- Exercise details -
The answer must consist of each line of the records below that contains the string "Google".
[Listed records Boundary: Start]
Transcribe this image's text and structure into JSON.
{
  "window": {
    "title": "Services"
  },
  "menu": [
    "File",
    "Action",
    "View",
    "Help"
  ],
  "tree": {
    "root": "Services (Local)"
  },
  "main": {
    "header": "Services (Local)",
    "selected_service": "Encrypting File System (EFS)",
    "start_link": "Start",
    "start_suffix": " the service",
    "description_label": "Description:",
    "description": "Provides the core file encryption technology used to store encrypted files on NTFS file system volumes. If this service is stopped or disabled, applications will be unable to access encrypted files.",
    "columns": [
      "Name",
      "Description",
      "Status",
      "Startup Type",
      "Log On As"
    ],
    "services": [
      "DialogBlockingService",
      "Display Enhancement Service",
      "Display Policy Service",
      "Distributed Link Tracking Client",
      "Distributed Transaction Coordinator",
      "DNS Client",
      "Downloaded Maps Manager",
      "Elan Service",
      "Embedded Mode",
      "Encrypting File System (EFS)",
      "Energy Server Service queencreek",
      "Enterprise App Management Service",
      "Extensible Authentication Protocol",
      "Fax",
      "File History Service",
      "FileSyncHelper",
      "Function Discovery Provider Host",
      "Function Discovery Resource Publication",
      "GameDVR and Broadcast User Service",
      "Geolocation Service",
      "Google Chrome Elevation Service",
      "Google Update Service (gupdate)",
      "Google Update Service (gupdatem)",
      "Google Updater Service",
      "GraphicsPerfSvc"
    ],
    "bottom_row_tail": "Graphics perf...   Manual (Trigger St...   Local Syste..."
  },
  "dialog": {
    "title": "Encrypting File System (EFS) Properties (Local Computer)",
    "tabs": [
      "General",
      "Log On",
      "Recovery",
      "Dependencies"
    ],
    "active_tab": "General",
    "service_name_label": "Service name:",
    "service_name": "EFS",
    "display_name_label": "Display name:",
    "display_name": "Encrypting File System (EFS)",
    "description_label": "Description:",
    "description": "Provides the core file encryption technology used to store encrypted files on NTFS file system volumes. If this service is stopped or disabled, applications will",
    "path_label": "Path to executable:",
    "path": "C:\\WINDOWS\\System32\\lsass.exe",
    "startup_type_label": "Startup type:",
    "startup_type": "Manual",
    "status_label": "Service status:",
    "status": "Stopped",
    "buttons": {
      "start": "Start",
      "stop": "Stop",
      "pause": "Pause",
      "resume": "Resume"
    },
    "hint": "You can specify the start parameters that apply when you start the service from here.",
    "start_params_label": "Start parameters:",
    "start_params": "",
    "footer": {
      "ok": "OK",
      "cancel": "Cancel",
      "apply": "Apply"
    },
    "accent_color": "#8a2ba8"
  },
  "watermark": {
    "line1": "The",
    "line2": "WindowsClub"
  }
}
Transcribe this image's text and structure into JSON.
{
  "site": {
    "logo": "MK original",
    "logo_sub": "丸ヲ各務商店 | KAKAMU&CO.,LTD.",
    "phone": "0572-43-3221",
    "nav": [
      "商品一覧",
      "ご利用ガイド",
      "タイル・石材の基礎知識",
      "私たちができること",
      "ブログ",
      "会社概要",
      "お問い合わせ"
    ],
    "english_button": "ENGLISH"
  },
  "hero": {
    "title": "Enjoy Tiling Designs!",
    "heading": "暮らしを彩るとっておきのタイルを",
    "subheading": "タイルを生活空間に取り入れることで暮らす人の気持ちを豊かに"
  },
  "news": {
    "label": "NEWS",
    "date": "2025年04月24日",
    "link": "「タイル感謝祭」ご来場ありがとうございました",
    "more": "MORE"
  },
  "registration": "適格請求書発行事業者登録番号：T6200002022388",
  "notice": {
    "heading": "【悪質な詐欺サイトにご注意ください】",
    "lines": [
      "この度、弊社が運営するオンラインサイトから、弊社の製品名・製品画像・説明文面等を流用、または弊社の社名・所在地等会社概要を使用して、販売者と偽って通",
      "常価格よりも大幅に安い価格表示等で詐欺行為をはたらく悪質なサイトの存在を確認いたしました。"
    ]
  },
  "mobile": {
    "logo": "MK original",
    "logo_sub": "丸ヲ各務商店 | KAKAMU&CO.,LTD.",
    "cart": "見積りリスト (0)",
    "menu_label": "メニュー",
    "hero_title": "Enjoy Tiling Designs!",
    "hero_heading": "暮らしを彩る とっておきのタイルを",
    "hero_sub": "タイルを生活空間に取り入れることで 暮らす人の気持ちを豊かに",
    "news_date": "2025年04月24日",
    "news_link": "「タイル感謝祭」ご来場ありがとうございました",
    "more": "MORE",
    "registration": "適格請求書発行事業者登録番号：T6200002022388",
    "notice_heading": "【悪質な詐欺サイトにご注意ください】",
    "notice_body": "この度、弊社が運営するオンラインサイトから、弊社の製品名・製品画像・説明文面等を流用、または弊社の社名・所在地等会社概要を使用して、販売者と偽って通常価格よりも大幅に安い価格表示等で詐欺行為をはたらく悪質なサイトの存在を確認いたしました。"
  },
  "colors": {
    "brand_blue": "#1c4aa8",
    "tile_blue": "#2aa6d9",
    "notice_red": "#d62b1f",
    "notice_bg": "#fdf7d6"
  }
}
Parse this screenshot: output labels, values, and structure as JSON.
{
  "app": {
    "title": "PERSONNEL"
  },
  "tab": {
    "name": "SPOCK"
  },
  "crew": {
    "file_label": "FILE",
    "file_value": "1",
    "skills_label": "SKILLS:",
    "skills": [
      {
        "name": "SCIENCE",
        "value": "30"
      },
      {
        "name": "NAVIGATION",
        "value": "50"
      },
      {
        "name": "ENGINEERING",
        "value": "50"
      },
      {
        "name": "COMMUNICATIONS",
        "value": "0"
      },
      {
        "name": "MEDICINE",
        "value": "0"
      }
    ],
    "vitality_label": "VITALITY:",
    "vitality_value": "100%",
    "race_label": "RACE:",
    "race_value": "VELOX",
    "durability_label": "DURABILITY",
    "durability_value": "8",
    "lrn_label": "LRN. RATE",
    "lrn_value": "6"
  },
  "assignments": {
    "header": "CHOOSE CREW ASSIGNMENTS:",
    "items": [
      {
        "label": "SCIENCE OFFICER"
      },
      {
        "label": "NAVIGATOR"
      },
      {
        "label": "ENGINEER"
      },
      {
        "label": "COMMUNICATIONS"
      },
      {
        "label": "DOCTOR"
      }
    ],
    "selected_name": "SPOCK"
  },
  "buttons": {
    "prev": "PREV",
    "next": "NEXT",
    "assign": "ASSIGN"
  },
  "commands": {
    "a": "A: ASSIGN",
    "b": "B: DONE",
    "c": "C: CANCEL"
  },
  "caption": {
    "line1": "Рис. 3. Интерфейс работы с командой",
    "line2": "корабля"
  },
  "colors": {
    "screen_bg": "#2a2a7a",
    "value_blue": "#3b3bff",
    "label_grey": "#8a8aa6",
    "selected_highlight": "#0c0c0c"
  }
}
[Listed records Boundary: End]
- Result for this task -
      "Google Chrome Elevation Service",
      "Google Update Service (gupdate)",
      "Google Update Service (gupdatem)",
      "Google Updater Service",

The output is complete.